- • Gerber, Heinz, and Beech Nut stopped accepting Alar-treated apples for use in baby foods.
- • The makers of Mott's apple products, Veryfine apple juice, and Red Cheek apple juice, among others, announced they would not accept Alar-treated apples.
- • The Washington Apple Commission urged apple growers in the state of Washington to stop using Alar. More than half the nation's apple crop is grown in Washington State.
- • The State of Massachusetts passed legislation to phase out (by 1988) the use of Alar for apples that would later be processed and/or used for infant or baby foods.
- • The State of Maine followed the example of Massachusetts, but restricted the use of Alar even more rapidly, by October 1986.
- • At least four of the country's major grocery chains notified their apple suppliers that they would no longer accept apples treated with Alar: Safeway, the nation's largest chain; Kroger, the second-largest; Giant, the biggest chain in the Washington, D.C., area, and Grand Union, in the New York area pledged to stop stocking Alar-treated apples.

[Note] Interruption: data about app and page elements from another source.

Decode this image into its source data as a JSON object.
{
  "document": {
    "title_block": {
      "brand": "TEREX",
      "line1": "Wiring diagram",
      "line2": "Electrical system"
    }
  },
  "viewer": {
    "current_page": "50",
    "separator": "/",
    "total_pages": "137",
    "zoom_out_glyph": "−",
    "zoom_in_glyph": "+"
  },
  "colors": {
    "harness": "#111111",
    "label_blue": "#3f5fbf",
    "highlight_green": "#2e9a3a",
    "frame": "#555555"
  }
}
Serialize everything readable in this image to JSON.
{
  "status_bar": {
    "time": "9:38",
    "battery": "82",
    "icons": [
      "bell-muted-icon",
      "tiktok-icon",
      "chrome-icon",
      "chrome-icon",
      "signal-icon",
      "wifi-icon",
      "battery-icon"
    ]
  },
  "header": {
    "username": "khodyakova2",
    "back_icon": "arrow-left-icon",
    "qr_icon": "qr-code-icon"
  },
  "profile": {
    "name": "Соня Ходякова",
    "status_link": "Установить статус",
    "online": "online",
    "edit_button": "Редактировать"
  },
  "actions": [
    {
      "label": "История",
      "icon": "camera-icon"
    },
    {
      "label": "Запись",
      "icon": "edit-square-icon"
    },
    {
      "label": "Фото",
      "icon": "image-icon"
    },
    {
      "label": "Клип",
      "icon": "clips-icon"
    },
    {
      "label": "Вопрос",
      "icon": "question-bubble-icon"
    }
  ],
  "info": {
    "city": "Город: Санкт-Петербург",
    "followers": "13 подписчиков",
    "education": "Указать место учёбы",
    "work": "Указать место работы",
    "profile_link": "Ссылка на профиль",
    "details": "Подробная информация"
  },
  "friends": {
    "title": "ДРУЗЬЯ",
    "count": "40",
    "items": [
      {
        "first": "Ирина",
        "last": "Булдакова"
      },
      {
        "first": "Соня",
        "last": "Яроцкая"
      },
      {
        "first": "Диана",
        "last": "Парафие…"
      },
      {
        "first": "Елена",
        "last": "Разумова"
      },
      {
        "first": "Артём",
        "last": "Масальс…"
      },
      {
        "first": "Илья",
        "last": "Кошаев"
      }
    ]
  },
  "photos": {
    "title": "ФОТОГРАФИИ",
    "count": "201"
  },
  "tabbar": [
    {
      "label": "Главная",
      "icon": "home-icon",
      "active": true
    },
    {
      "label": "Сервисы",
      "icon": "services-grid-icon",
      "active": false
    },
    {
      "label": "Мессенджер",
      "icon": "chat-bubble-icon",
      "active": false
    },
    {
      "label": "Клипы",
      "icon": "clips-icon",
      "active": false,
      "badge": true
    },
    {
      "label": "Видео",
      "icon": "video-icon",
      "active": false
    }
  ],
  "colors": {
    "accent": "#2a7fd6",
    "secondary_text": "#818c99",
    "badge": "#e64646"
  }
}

Even Uniroyal, despite its continuous claims of safety for Alar, voluntarily sent an advisory to apple processors recommending that Alar-treated apples not be used for applesauce because its intensive processing might cause Alar to release UDMH.
It was at this point that NRDC began its study to analyze the problems associated with 23 agrichemicals found in common fruits and vegetables (including Alar).
NRDC’s report took particular aim at the adequacy of the pesticide regulatory system to protect public health, specifically critiquing whether the methodology used by government for calculating the risks posed by pesticides took sufficient account of the special vulnerabilities and unique dietary patterns of infants and young children.
Concern about the risks to children presented by pesticides in the food supply was not exclusive to NRDC scientists. For a number of years, the nation’s scientific community had expressed their doubts about the regulatory system’s ability to protect the most vulnerable among us. This concern prompted a very different Congress than we have today to ask the National Academy of Sciences to study the effects of chemicals in the food supply of children. This request, by the way, came in 1988.
My next post will take us to 1989, the year NRDC released its report, “Intolerable Risk,” and 60 Minutes broadcast its news story, “A is for Apple.” We’ll look at the study findings, what 60 Minutes reported, and how the EPA and the industry reacted.